- [What is being asked] Nothing but a number belongs in the answer: how many lines of the records below contain the string "JSON".

▬▬▬

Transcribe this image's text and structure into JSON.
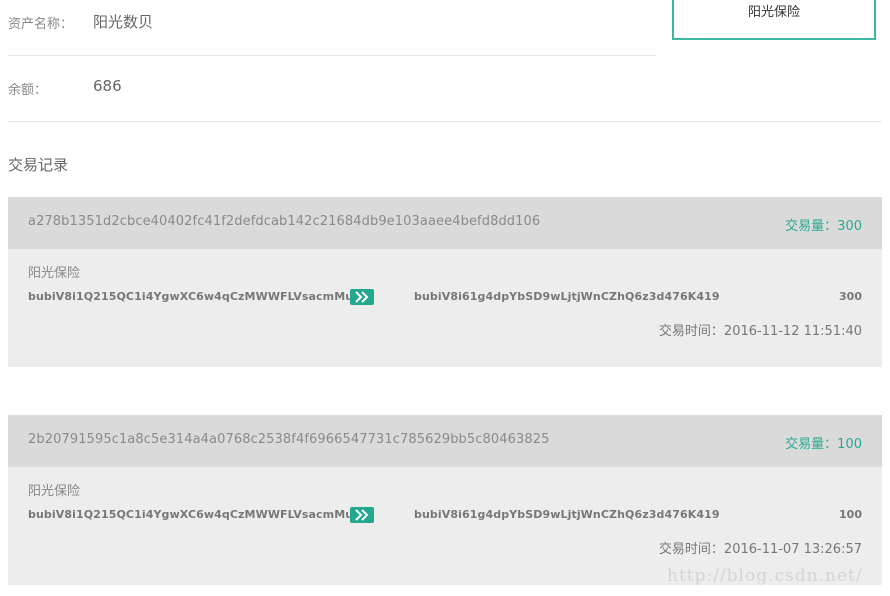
{
  "asset": {
    "label": "资产名称：",
    "value": "阳光数贝"
  },
  "balance": {
    "label": "余额：",
    "value": "686"
  },
  "tag_box": {
    "label": "阳光保险"
  },
  "records": {
    "title": "交易记录",
    "items": [
      {
        "hash": "a278b1351d2cbce40402fc41f2defdcab142c21684db9e103aaee4befd8dd106",
        "amount_label": "交易量：",
        "amount": "300",
        "issuer": "阳光保险",
        "from": "bubiV8i1Q215QC1i4YgwXC6w4qCzMWWFLVsacmMu",
        "to": "bubiV8i61g4dpYbSD9wLjtjWnCZhQ6z3d476K419",
        "qty": "300",
        "time_label": "交易时间：",
        "time": "2016-11-12 11:51:40"
      },
      {
        "hash": "2b20791595c1a8c5e314a4a0768c2538f4f6966547731c785629bb5c80463825",
        "amount_label": "交易量：",
        "amount": "100",
        "issuer": "阳光保险",
        "from": "bubiV8i1Q215QC1i4YgwXC6w4qCzMWWFLVsacmMu",
        "to": "bubiV8i61g4dpYbSD9wLjtjWnCZhQ6z3d476K419",
        "qty": "100",
        "time_label": "交易时间：",
        "time": "2016-11-07 13:26:57"
      }
    ]
  },
  "watermark": "http://blog.csdn.net/",
  "colors": {
    "accent": "#2aa992",
    "header_bg": "#dadada",
    "card_bg": "#ededed"
  },
  "icons": {
    "transfer": "double-chevron-right-icon"
  }
}
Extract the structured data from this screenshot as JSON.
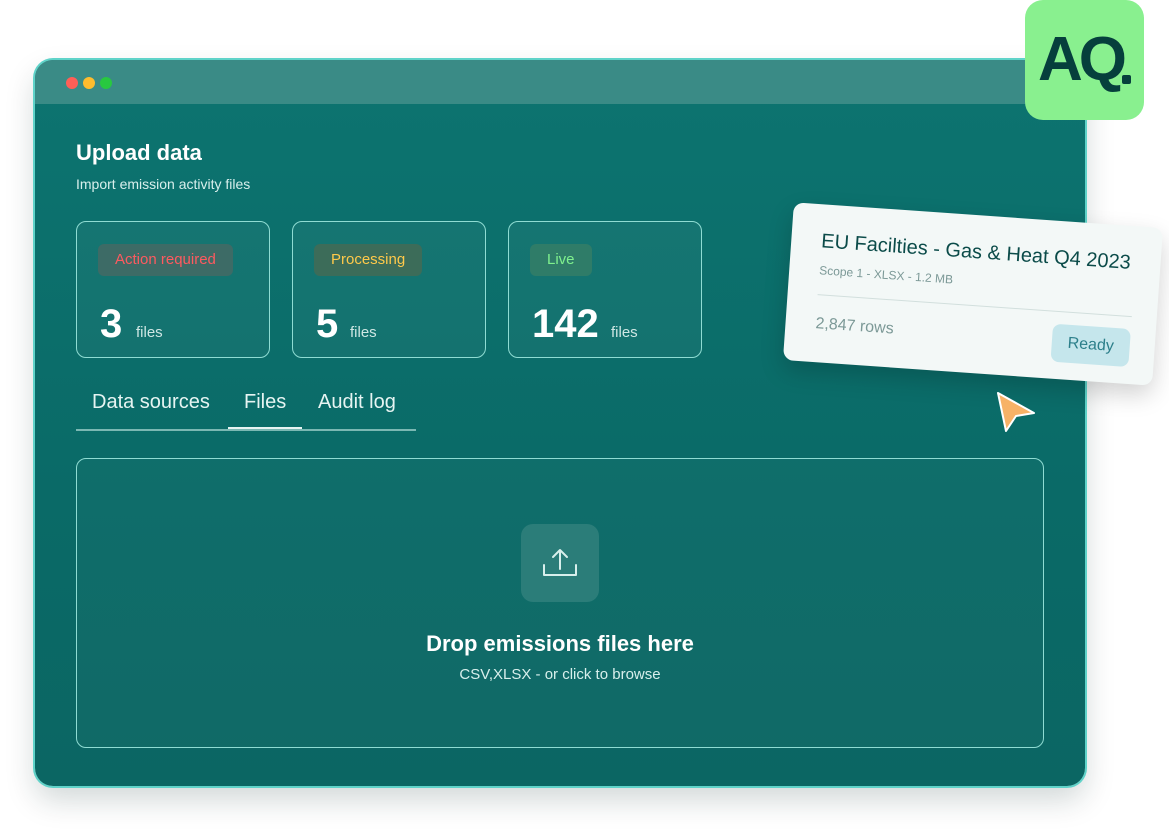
{
  "page": {
    "title": "Upload data",
    "subtitle": "Import emission activity files"
  },
  "stats": [
    {
      "badge": "Action required",
      "count": "3",
      "unit": "files",
      "badge_bg": "#3d6b66",
      "badge_color": "#ff5a5f"
    },
    {
      "badge": "Processing",
      "count": "5",
      "unit": "files",
      "badge_bg": "#3c6c59",
      "badge_color": "#ffc94a"
    },
    {
      "badge": "Live",
      "count": "142",
      "unit": "files",
      "badge_bg": "#2f7c68",
      "badge_color": "#7ff08e"
    }
  ],
  "tabs": [
    {
      "label": "Data sources"
    },
    {
      "label": "Files",
      "active": true
    },
    {
      "label": "Audit log"
    }
  ],
  "dropzone": {
    "icon": "upload-icon",
    "title": "Drop emissions files here",
    "subtitle": "CSV,XLSX - or click to browse"
  },
  "logo": {
    "text": "AQ",
    "bg": "#89f08f"
  },
  "file_card": {
    "title": "EU Facilties - Gas & Heat Q4 2023",
    "meta": "Scope 1 - XLSX - 1.2 MB",
    "rows": "2,847 rows",
    "status": "Ready"
  },
  "colors": {
    "window_bg": "#0b6a67",
    "titlebar": "#3a8b86",
    "accent_green": "#89f08f",
    "cursor": "#f7b267"
  }
}
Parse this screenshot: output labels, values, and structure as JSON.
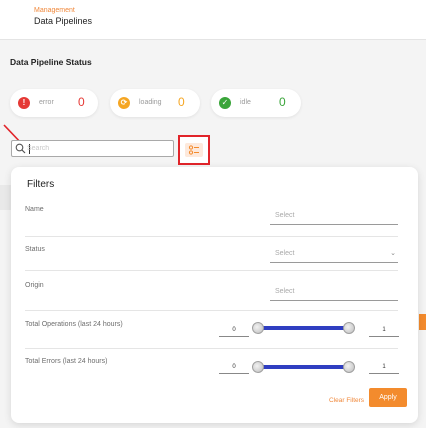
{
  "header": {
    "breadcrumb_parent": "Management",
    "title": "Data Pipelines"
  },
  "status_section": {
    "title": "Data Pipeline Status",
    "cards": [
      {
        "label": "error",
        "count": "0",
        "icon": "error-icon",
        "color": "#e53935"
      },
      {
        "label": "loading",
        "count": "0",
        "icon": "loading-icon",
        "color": "#f5a623"
      },
      {
        "label": "idle",
        "count": "0",
        "icon": "check-icon",
        "color": "#3aa53a"
      }
    ]
  },
  "search": {
    "placeholder": "Search",
    "value": ""
  },
  "filters": {
    "title": "Filters",
    "name": {
      "label": "Name",
      "placeholder": "Select"
    },
    "status": {
      "label": "Status",
      "placeholder": "Select"
    },
    "origin": {
      "label": "Origin",
      "placeholder": "Select"
    },
    "total_operations": {
      "label": "Total Operations (last 24 hours)",
      "min": "0",
      "max": "1",
      "range_low": 0,
      "range_high": 1
    },
    "total_errors": {
      "label": "Total Errors (last 24 hours)",
      "min": "0",
      "max": "1",
      "range_low": 0,
      "range_high": 1
    },
    "clear_label": "Clear Filters",
    "apply_label": "Apply"
  },
  "colors": {
    "accent": "#f38b2d",
    "slider": "#2f3ec1",
    "highlight": "#e1242a"
  }
}
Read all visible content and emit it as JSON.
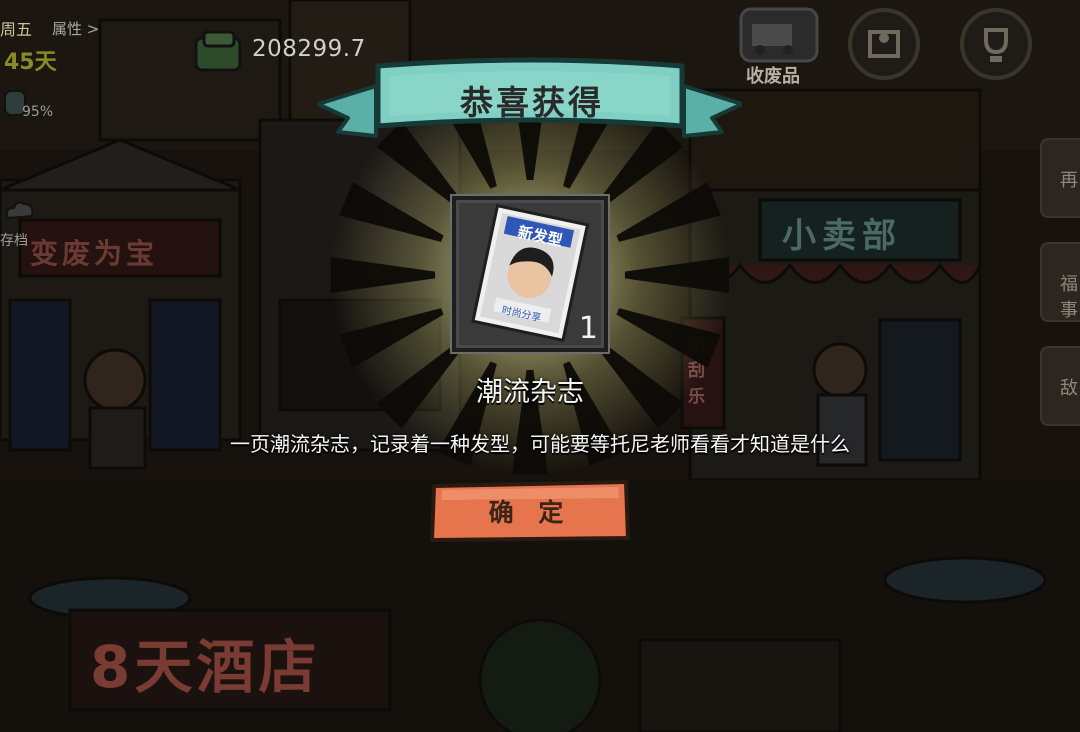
{
  "hud": {
    "coins": "208299.7",
    "day_label": "周五",
    "attributes_label": "属性 >",
    "days_label": "45天",
    "energy_percent": "95%",
    "save_label": "存档",
    "recycle_label": "收废品"
  },
  "scene": {
    "left_shop_sign": "变废为宝",
    "shop_sign": "小卖部",
    "hotel_sign": "8天酒店",
    "lottery_sign": "刮刮乐",
    "side_tabs": [
      "再",
      "福事",
      "敌"
    ]
  },
  "dialog": {
    "title": "恭喜获得",
    "item_name": "潮流杂志",
    "item_count": "1",
    "item_description": "一页潮流杂志，记录着一种发型，可能要等托尼老师看看才知道是什么",
    "confirm_label": "确 定",
    "magazine_cover_text": "新发型",
    "magazine_caption": "时尚分享"
  },
  "colors": {
    "ribbon": "#6fc2b8",
    "ribbon_dark": "#3d8d84",
    "confirm_button": "#e6744c",
    "glow": "#e8e6a0"
  },
  "icons": [
    "coin-stack-icon",
    "energy-icon",
    "cloud-save-icon",
    "recycle-truck-icon",
    "map-icon",
    "trophy-icon"
  ]
}
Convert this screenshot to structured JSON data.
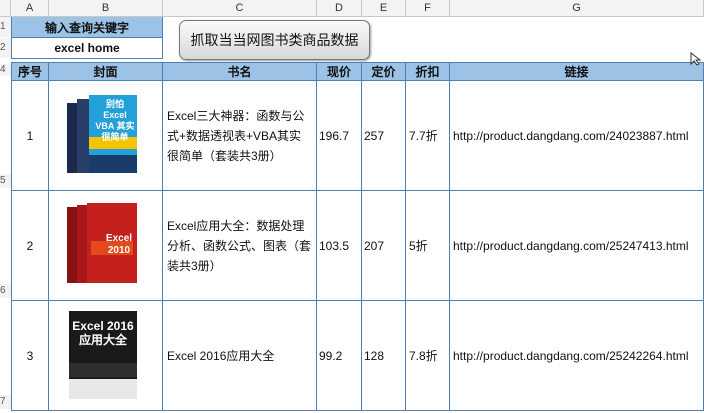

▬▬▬

- [Solution for this task] 5